The starting point for any worthwhile financial plan should be an audit of your own personal finances. Assess exactly what assets you have, analyse streams of income and then take a look at your expenses. It may be worth seeing whether you can cut these down. At the end of this process, it is important to decide how much of your personal cash you are willing to risk on your new business. The harsh truth is that a new business may not make a profit for at least the first 6-12 months, so think carefully about how you can realistically finance this period.
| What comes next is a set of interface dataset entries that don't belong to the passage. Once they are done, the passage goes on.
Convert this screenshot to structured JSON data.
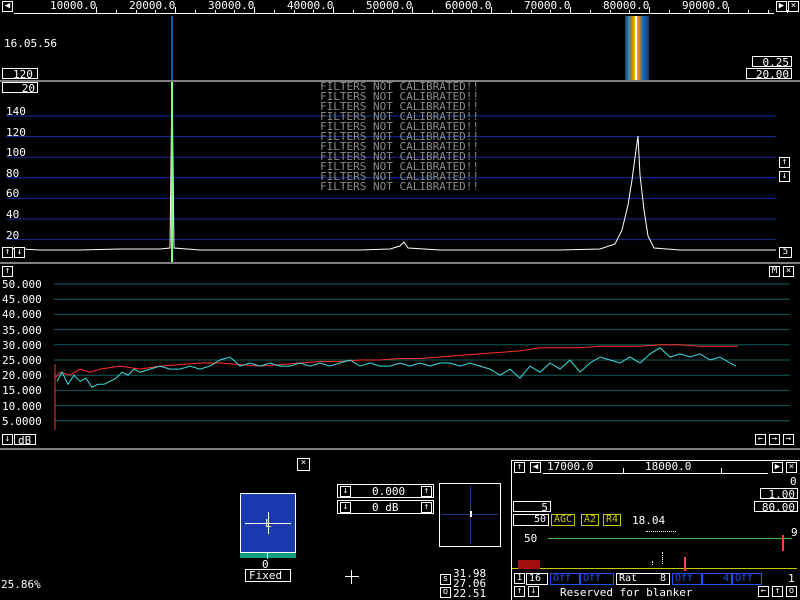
{
  "colors": {
    "background": "#000000",
    "grid_blue": "#1a2a9a",
    "grid_teal": "#0f5a5a",
    "spectrum_trace": "#ffffff",
    "carrier_green": "#80ff80",
    "noise_red": "#ff3030",
    "noise_cyan": "#40e0e0",
    "filter_text": "#8a8a8a",
    "blue_state": "#2050ff",
    "yellow_state": "#c8c800"
  },
  "top_scale": {
    "ticks": [
      "10000.0",
      "20000.0",
      "30000.0",
      "40000.0",
      "50000.0",
      "60000.0",
      "70000.0",
      "80000.0",
      "90000.0"
    ]
  },
  "waterfall": {
    "time": "16.05.56",
    "left_value": "120",
    "right_top_value": "0.25",
    "right_bottom_value": "20.00"
  },
  "spectrum": {
    "top_left_value": "20",
    "y_ticks": [
      "140",
      "120",
      "100",
      "80",
      "60",
      "40",
      "20"
    ],
    "warning": "FILTERS NOT CALIBRATED!!",
    "warning_repeat": 11,
    "right_value": "5",
    "trace_points": [
      [
        2,
        248
      ],
      [
        40,
        250
      ],
      [
        80,
        250
      ],
      [
        120,
        249
      ],
      [
        160,
        249
      ],
      [
        170,
        248
      ],
      [
        172,
        80
      ],
      [
        174,
        248
      ],
      [
        200,
        250
      ],
      [
        240,
        250
      ],
      [
        280,
        250
      ],
      [
        320,
        250
      ],
      [
        360,
        250
      ],
      [
        390,
        249
      ],
      [
        400,
        246
      ],
      [
        404,
        242
      ],
      [
        408,
        248
      ],
      [
        440,
        250
      ],
      [
        480,
        250
      ],
      [
        520,
        250
      ],
      [
        560,
        250
      ],
      [
        600,
        249
      ],
      [
        615,
        244
      ],
      [
        622,
        230
      ],
      [
        628,
        205
      ],
      [
        632,
        180
      ],
      [
        636,
        150
      ],
      [
        638,
        136
      ],
      [
        640,
        175
      ],
      [
        644,
        210
      ],
      [
        648,
        236
      ],
      [
        654,
        248
      ],
      [
        680,
        250
      ],
      [
        720,
        250
      ],
      [
        760,
        250
      ],
      [
        776,
        250
      ]
    ]
  },
  "noise_graph": {
    "right_label": "M",
    "y_ticks": [
      "50.000",
      "45.000",
      "40.000",
      "35.000",
      "30.000",
      "25.000",
      "20.000",
      "15.000",
      "10.000",
      "5.0000"
    ],
    "unit_label": "dB",
    "ylim": [
      0,
      50
    ],
    "red_series": [
      [
        55,
        19
      ],
      [
        60,
        21
      ],
      [
        70,
        20
      ],
      [
        80,
        22
      ],
      [
        90,
        21
      ],
      [
        100,
        22
      ],
      [
        120,
        23
      ],
      [
        140,
        22
      ],
      [
        160,
        23
      ],
      [
        180,
        23.5
      ],
      [
        200,
        24
      ],
      [
        220,
        24
      ],
      [
        240,
        23.5
      ],
      [
        260,
        23
      ],
      [
        280,
        23.5
      ],
      [
        300,
        24
      ],
      [
        320,
        24.5
      ],
      [
        340,
        24.5
      ],
      [
        360,
        25
      ],
      [
        380,
        25
      ],
      [
        400,
        25.5
      ],
      [
        420,
        25.5
      ],
      [
        440,
        26
      ],
      [
        460,
        26.5
      ],
      [
        480,
        27
      ],
      [
        500,
        27.5
      ],
      [
        520,
        28
      ],
      [
        540,
        29
      ],
      [
        560,
        29
      ],
      [
        580,
        29
      ],
      [
        600,
        29.5
      ],
      [
        620,
        29.5
      ],
      [
        640,
        29.5
      ],
      [
        660,
        30
      ],
      [
        680,
        30
      ],
      [
        700,
        29.5
      ],
      [
        720,
        29.5
      ],
      [
        738,
        29.5
      ]
    ],
    "cyan_series": [
      [
        57,
        18
      ],
      [
        62,
        21
      ],
      [
        68,
        17
      ],
      [
        74,
        20
      ],
      [
        80,
        18
      ],
      [
        86,
        19
      ],
      [
        92,
        16
      ],
      [
        98,
        17
      ],
      [
        104,
        17
      ],
      [
        110,
        18
      ],
      [
        116,
        19
      ],
      [
        122,
        21
      ],
      [
        128,
        20
      ],
      [
        134,
        22
      ],
      [
        140,
        21
      ],
      [
        150,
        22
      ],
      [
        160,
        23
      ],
      [
        170,
        22
      ],
      [
        180,
        22
      ],
      [
        190,
        23
      ],
      [
        200,
        22
      ],
      [
        210,
        23
      ],
      [
        220,
        25
      ],
      [
        230,
        26
      ],
      [
        240,
        23
      ],
      [
        250,
        24
      ],
      [
        260,
        23
      ],
      [
        270,
        24
      ],
      [
        280,
        23
      ],
      [
        290,
        23
      ],
      [
        300,
        24
      ],
      [
        310,
        23
      ],
      [
        320,
        24
      ],
      [
        330,
        23
      ],
      [
        340,
        24
      ],
      [
        350,
        25
      ],
      [
        360,
        23
      ],
      [
        370,
        24
      ],
      [
        380,
        23
      ],
      [
        390,
        23
      ],
      [
        400,
        24
      ],
      [
        410,
        23
      ],
      [
        420,
        24
      ],
      [
        430,
        23
      ],
      [
        440,
        24
      ],
      [
        450,
        24
      ],
      [
        460,
        23
      ],
      [
        470,
        24
      ],
      [
        480,
        23
      ],
      [
        490,
        22
      ],
      [
        500,
        20
      ],
      [
        510,
        22
      ],
      [
        520,
        19
      ],
      [
        530,
        23
      ],
      [
        540,
        21
      ],
      [
        550,
        24
      ],
      [
        560,
        22
      ],
      [
        570,
        25
      ],
      [
        580,
        21
      ],
      [
        590,
        24
      ],
      [
        600,
        26
      ],
      [
        610,
        25
      ],
      [
        620,
        24
      ],
      [
        630,
        26
      ],
      [
        640,
        24
      ],
      [
        650,
        27
      ],
      [
        660,
        29
      ],
      [
        670,
        26
      ],
      [
        680,
        27
      ],
      [
        690,
        26
      ],
      [
        700,
        27
      ],
      [
        710,
        25
      ],
      [
        720,
        26
      ],
      [
        730,
        24
      ],
      [
        736,
        23
      ]
    ]
  },
  "s_meter": {
    "channel": "L",
    "value": "0",
    "mode": "Fixed"
  },
  "controls": {
    "level_value": "0.000",
    "db_value": "0 dB"
  },
  "readouts": {
    "percent": "25.86%",
    "s_label": "s",
    "o_label": "o",
    "value1": "31.98",
    "value2": "27.06",
    "value3": "22.51"
  },
  "baseband": {
    "scale_left": "17000.0",
    "scale_right": "18000.0",
    "right_values": [
      "0",
      "1.00",
      "80.00"
    ],
    "left_value": "5",
    "field_50": "50",
    "agc_label": "AGC",
    "a2_label": "A2",
    "r4_label": "R4",
    "frequency": "18.04",
    "graph_y_label": "50",
    "right_marker": "9",
    "bottom_number": "16",
    "off_label": "Off",
    "rat_label": "Rat",
    "rat_value": "8",
    "num_4": "4",
    "num_1": "1",
    "status": "Reserved for blanker"
  }
}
In doing so, it is also crucial that you build an accurate picture of your start-up costs. There will likely be a number of significant expenses, especially at the beginning: from equipment to rent to necessary professionals such as accountants or marketing experts. If you decide that you need more capital, try to secure it before you launch your new business or at least plan how you intend to do so. There is any number of options for raising capital. You may be able to able to ask family and friends for relatively small amounts. Alternatively, if you can present a convincing business plan, a bank may grant you a loan or even a venture capital fund or angel investor may be willing to invest. Weigh up all the alternatives. A loan will mean you owe interest but a more serious investor is likely to expect equity in your company which will impact your control and your profits.
If you have managed to execute the planning stage effectively, then you should be ready to launch your start-up. The initial phase of trading is also a critical period of time and there are plenty of things which you should do to continue on a solid financial footing. Crucially, you should keep accurate and thorough records of all financial transactions from day one. It will help you plan for the future and make tax filing and assessments so much easier. You should also make sure that you take out a health insurance policy which ensures that you will still receive an income if you fall ill. Otherwise, the viability of your business may rest solely on your health. Another initial action item is to acquire a business credit card. The card application process is not too onerous and there should be a number of perks to a business card such as higher credit limits and better interest rates. In addition, keeping your business and personal finances separate is usually a sensible model to follow.
If your start-up is performing well and you begin to turn in a profit then make sure that you reinvest some of the money into the business. Although it’s tempting to simply pocket the cash, the key to growth is to make your money work for the business.
[Image Credit: Photo by 401(K) 2013 CC]